[Data records for software interfaces]
+ + + + +

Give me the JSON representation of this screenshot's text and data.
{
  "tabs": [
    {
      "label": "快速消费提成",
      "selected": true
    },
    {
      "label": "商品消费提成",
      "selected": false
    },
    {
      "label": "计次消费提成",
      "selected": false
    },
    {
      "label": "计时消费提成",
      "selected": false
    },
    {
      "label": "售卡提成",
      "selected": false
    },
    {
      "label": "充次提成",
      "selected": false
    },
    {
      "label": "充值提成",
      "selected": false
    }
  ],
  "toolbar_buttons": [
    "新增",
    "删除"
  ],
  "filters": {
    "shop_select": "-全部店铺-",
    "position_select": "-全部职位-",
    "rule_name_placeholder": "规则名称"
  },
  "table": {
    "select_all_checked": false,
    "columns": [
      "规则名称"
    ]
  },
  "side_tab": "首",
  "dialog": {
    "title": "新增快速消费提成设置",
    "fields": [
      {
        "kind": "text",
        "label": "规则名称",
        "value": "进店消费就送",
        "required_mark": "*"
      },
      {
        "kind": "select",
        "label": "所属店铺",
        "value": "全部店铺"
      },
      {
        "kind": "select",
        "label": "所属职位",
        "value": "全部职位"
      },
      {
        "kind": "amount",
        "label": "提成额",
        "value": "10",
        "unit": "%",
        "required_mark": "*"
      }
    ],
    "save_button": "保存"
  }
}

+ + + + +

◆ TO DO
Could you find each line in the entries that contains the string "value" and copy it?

◆ SOLUTION FOR THIS EXERCISE
        "value": "进店消费就送",
        "value": "全部店铺"
        "value": "全部职位"
        "value": "10",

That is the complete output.